The first major English translation of the final book in the expansive and essential “Celia” series by Elena Fortún.
Set during the Spanish Civil War (1936–39), Celia in the Revolution is the last in a series of young adult novels written by Encarnación Aragoneses, known by the pen name Elena Fortún, one of the most prolific and popular Spanish authors of the mid-twentieth century.
In a series of more than twenty novels, Fortún’s protagonist is Celia Gálvez de Montalbán, a precocious and rebellious girl from an affluent family who’s not afraid to question authority and dream, and that often gets her into trouble. Readers watch her grow from age seven through adolescence to the threshold of womanhood at seventeen, which is her age in this dark, inspiring novel about the war that changed Spain.

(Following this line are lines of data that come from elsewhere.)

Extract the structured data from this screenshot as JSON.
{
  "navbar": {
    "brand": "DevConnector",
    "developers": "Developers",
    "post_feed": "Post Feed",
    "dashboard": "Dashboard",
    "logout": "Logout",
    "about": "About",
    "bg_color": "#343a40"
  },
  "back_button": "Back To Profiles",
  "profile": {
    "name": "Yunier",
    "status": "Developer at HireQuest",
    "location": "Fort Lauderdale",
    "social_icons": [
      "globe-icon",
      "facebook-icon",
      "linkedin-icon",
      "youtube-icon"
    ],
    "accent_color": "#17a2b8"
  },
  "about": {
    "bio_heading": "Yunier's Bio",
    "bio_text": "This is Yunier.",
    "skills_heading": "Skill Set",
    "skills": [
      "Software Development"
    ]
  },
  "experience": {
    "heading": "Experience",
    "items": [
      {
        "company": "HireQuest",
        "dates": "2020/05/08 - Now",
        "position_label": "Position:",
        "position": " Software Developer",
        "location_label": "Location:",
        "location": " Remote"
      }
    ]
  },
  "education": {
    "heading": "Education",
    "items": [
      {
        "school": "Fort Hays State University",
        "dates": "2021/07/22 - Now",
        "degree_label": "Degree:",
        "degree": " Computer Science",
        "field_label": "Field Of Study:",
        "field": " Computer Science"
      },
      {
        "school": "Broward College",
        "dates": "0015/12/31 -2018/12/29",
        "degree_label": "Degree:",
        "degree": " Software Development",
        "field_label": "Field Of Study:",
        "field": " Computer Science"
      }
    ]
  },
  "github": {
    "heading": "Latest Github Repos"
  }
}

In this last narrative in the legendary series, Celia has an awakening that not even her lively imagination could have anticipated. The once carefree, innocent child prone to playful fantasies must suddenly confront a world that’s utterly changed, finding herself amid a bloody conflict, la Guerra Civil. Celia, now a madrecita, a little mother to her two younger sisters since the death of their mother, is forced into a life of hardship, a world of hunger, witness to violence, executions, bombing raids, and death. With Celia’s sorrows come her courageous and profound compassion, consoling and caring for virtually every war victim that crosses her path, no matter their political inclinations, and no matter all that Celia must contend with herself. Celia, despite all her travails, manages to survive with determination, defiance, and dignity.
Written immediately after the war, Celia in the Revolution was not published during Elena Fortún’s lifetime, until after the death of the dictator, Francisco Franco, due to censorship. This first major English translation by eminent scholar and Hispanist Michael Ugarte captures the narrative and nuances of Celia’s voice and others in this character-rich novel, and fellow eminent scholar and Hispanist Nuria Capdevila-Arguëlles’s preface brings powerful insights into this remarkable work by Elena Fortún that transcends young adult literature.